According to Statista, a statistics tracking website/database, there were just under 2.4 million military members in the United States in 2019. This includes all branches, active duty and reserve/national guard.
Well, it looks like in the month of March 2020 alone, Americans bought enough firearms to arm the entire military with small arms.
According to a press release by Small Arms Analytics, estimates that nearly 2.6 million firearms were sold in the month of March. This includes handguns, long guns, and shotguns.
Based on anecdotal feedback from gunshop owners and workers, it would seem that unlike prior high purchase months, this current dash to the gun store has largely been driven by first time gun buyers who suddenly feel the need to take their own self protection more seriously. Studies have shown that prior high purchase months were driven by current gun owners who were concerned about current politics and potential new restrictions on firearms.
“We have seen an absolutely enormous spurt in handgun sales,” said Jurgen Brauer, chief economist for the firm to NBC News. “You have state-by-state variations, but for the nation as a whole, an absolutely unprecedented boost in handgun acquisition.”
“People are worried with law enforcement stretched to the maximum, now responding to only selected calls,” he said. “They realize that when bad things happen, it’s going to be up to them to be able to defend themselves and their families.”
This shatters the prior month record following the election of President Barack Obama to a second term and the Sandy Hook school shooting.

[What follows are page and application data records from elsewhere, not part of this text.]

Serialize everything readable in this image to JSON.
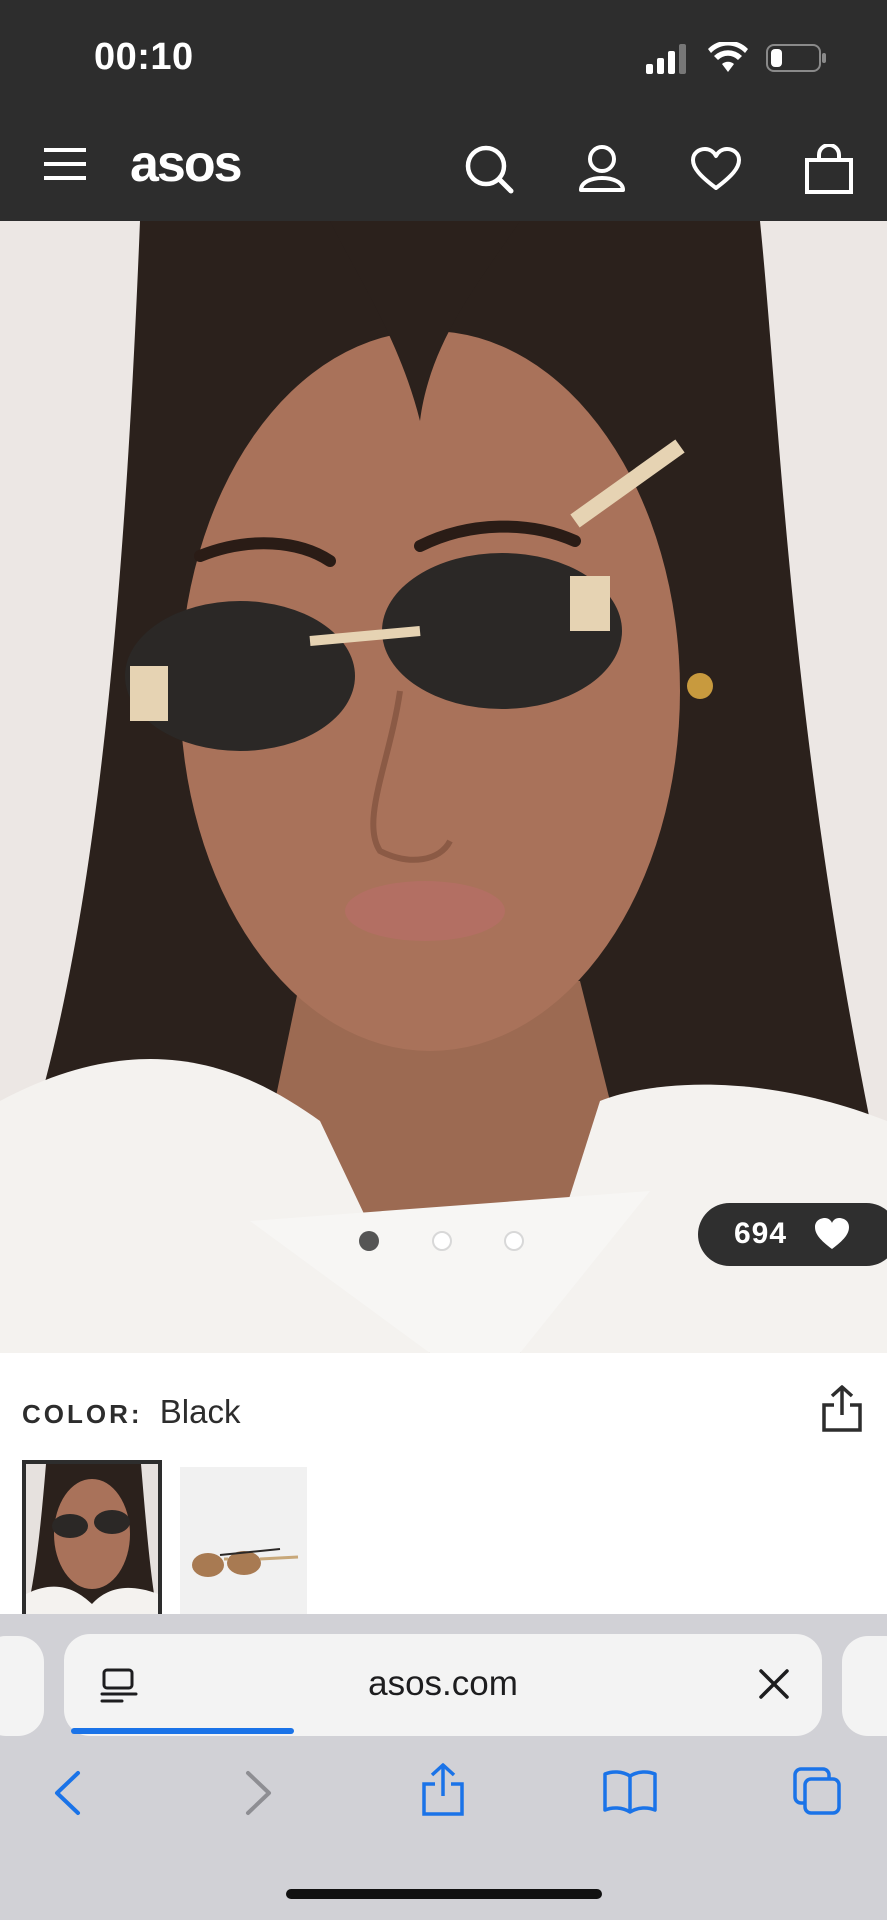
{
  "status_bar": {
    "time": "00:10",
    "battery_level": 0.25
  },
  "header": {
    "logo": "asos",
    "icons": [
      "menu-icon",
      "search-icon",
      "account-icon",
      "heart-icon",
      "bag-icon"
    ],
    "background": "#2d2d2d"
  },
  "product": {
    "likes_count": "694",
    "gallery": {
      "total_images": 3,
      "active_index": 0
    },
    "color_label": "COLOR:",
    "color_value": "Black",
    "swatches": [
      {
        "name": "Black",
        "selected": true
      },
      {
        "name": "Brown",
        "selected": false
      }
    ]
  },
  "browser": {
    "url": "asos.com",
    "load_progress": 0.3,
    "accent": "#1a73e8",
    "toolbar_icons": [
      "back-icon",
      "forward-icon",
      "share-icon",
      "bookmarks-icon",
      "tabs-icon"
    ]
  }
}
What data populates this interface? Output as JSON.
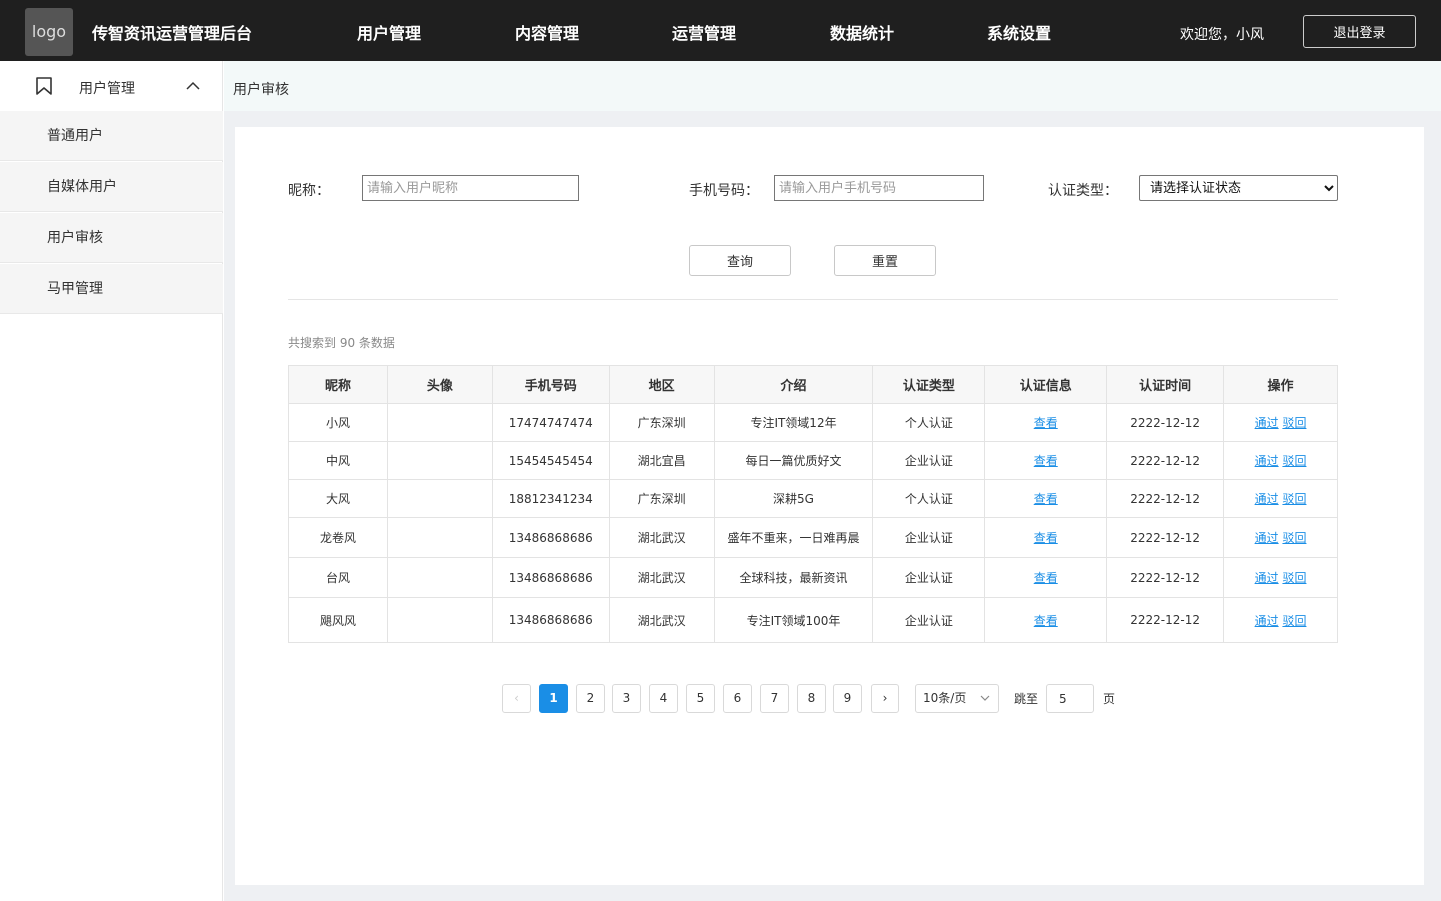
{
  "header": {
    "logo_text": "logo",
    "app_title": "传智资讯运营管理后台",
    "nav": [
      "用户管理",
      "内容管理",
      "运营管理",
      "数据统计",
      "系统设置"
    ],
    "welcome": "欢迎您，小风",
    "logout_label": "退出登录"
  },
  "sidebar": {
    "group_label": "用户管理",
    "items": [
      "普通用户",
      "自媒体用户",
      "用户审核",
      "马甲管理"
    ]
  },
  "breadcrumb": "用户审核",
  "filters": {
    "nickname_label": "昵称：",
    "nickname_placeholder": "请输入用户昵称",
    "phone_label": "手机号码：",
    "phone_placeholder": "请输入用户手机号码",
    "auth_type_label": "认证类型：",
    "auth_type_selected": "请选择认证状态",
    "search_label": "查询",
    "reset_label": "重置"
  },
  "result_count": "共搜索到 90 条数据",
  "table": {
    "columns": [
      "昵称",
      "头像",
      "手机号码",
      "地区",
      "介绍",
      "认证类型",
      "认证信息",
      "认证时间",
      "操作"
    ],
    "rows": [
      {
        "nickname": "小风",
        "phone": "17474747474",
        "region": "广东深圳",
        "intro": "专注IT领域12年",
        "auth_type": "个人认证",
        "info": "查看",
        "time": "2222-12-12",
        "approve": "通过",
        "reject": "驳回"
      },
      {
        "nickname": "中风",
        "phone": "15454545454",
        "region": "湖北宜昌",
        "intro": "每日一篇优质好文",
        "auth_type": "企业认证",
        "info": "查看",
        "time": "2222-12-12",
        "approve": "通过",
        "reject": "驳回"
      },
      {
        "nickname": "大风",
        "phone": "18812341234",
        "region": "广东深圳",
        "intro": "深耕5G",
        "auth_type": "个人认证",
        "info": "查看",
        "time": "2222-12-12",
        "approve": "通过",
        "reject": "驳回"
      },
      {
        "nickname": "龙卷风",
        "phone": "13486868686",
        "region": "湖北武汉",
        "intro": "盛年不重来，一日难再晨",
        "auth_type": "企业认证",
        "info": "查看",
        "time": "2222-12-12",
        "approve": "通过",
        "reject": "驳回"
      },
      {
        "nickname": "台风",
        "phone": "13486868686",
        "region": "湖北武汉",
        "intro": "全球科技，最新资讯",
        "auth_type": "企业认证",
        "info": "查看",
        "time": "2222-12-12",
        "approve": "通过",
        "reject": "驳回"
      },
      {
        "nickname": "飓风风",
        "phone": "13486868686",
        "region": "湖北武汉",
        "intro": "专注IT领域100年",
        "auth_type": "企业认证",
        "info": "查看",
        "time": "2222-12-12",
        "approve": "通过",
        "reject": "驳回"
      }
    ]
  },
  "pagination": {
    "prev": "‹",
    "pages": [
      "1",
      "2",
      "3",
      "4",
      "5",
      "6",
      "7",
      "8",
      "9"
    ],
    "current": "1",
    "next": "›",
    "page_size": "10条/页",
    "jump_label": "跳至",
    "jump_value": "5",
    "page_suffix": "页"
  },
  "colors": {
    "accent": "#1a8ee6",
    "topbar": "#1f1f1f"
  }
}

To date, COVID-19 has infected over 500,000 Americans and killed over 21,000. New York remains the hardest hit by the virus, but other hot spots continue to pop up around the country.